So how to describe a Ziska Riemann film? “It has very strong visuals, a lot of pop culture elements. LOLLIPOP MONSTER had music videos, ELECTRIC GIRL has animation. All my films have slightly exaggerated colors,” she explains. “Comic books involve working with a ‘Ka-Pow!’ at the end of every page to get you to turn to the next, whether it’s a strong stop or something to chew on. My films have a strong moment at the end of each scene. I’m totally more into colors, emotions, wild people, strong characters that express themselves, not quiet ones.”

“I think people who were former comic book artists become really good directors,” Riemann continues. “Like Tim Burton, Terry Gilliam, there is always a connection between comic art and film. I’m not so into Marvel but I like the supernatural in films: everything is possible, your characters can do anything.” She cites GHOST WORLD and HAPPINESS as two films that had a very strong influence on her.

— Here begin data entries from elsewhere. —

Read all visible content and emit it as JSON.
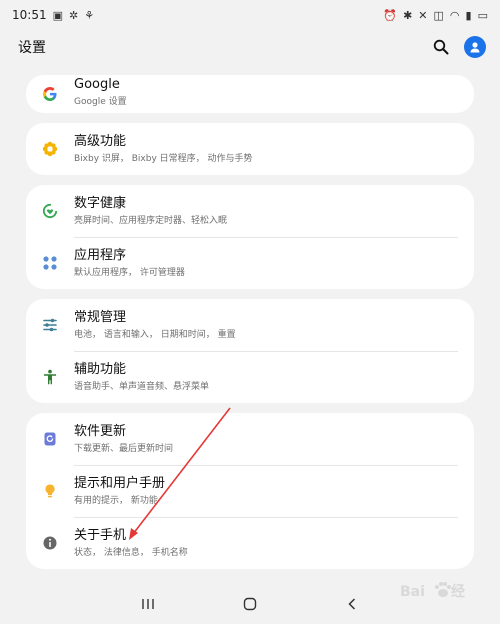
{
  "status_bar": {
    "time": "10:51"
  },
  "header": {
    "title": "设置"
  },
  "items": {
    "google": {
      "title": "Google",
      "subtitle": "Google 设置"
    },
    "advanced": {
      "title": "高级功能",
      "subtitle": "Bixby 识屏， Bixby 日常程序， 动作与手势"
    },
    "digital_wellbeing": {
      "title": "数字健康",
      "subtitle": "亮屏时间、应用程序定时器、轻松入眠"
    },
    "apps": {
      "title": "应用程序",
      "subtitle": "默认应用程序， 许可管理器"
    },
    "general": {
      "title": "常规管理",
      "subtitle": "电池， 语言和输入， 日期和时间， 重置"
    },
    "accessibility": {
      "title": "辅助功能",
      "subtitle": "语音助手、单声道音频、悬浮菜单"
    },
    "software_update": {
      "title": "软件更新",
      "subtitle": "下载更新、最后更新时间"
    },
    "tips": {
      "title": "提示和用户手册",
      "subtitle": "有用的提示， 新功能"
    },
    "about": {
      "title": "关于手机",
      "subtitle": "状态， 法律信息， 手机名称"
    }
  },
  "colors": {
    "accent": "#1a73e8",
    "annotation_arrow": "#e53935"
  },
  "icons": {
    "google": "google-g-icon",
    "advanced": "gear-flower-icon",
    "digital_wellbeing": "wellbeing-heart-icon",
    "apps": "apps-dots-icon",
    "general": "sliders-icon",
    "accessibility": "accessibility-person-icon",
    "software_update": "update-icon",
    "tips": "lightbulb-icon",
    "about": "info-icon"
  }
}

A casual cinemagoer, Riemann’s dream project is The Tigress, a novella by Walter Serner, “about a woman nobody believes can be tamed. She lives in Paris, everyone calls her The Tigress. Then a young man comes, tries and fails. It has drama, humor, tragedy, because they are in love. I read it a long time ago and was so impressed. I identify with my characters, of course,” she continues, “but I think I’m pretty tamed by now! I know a lot of difficult people and I like that. I like the complicated, I like psychos; it’s always interesting! But I think I’m just a normal woman by now! I dunno! I used to be driven by neurosis, but not anymore!”

Simon Kingsley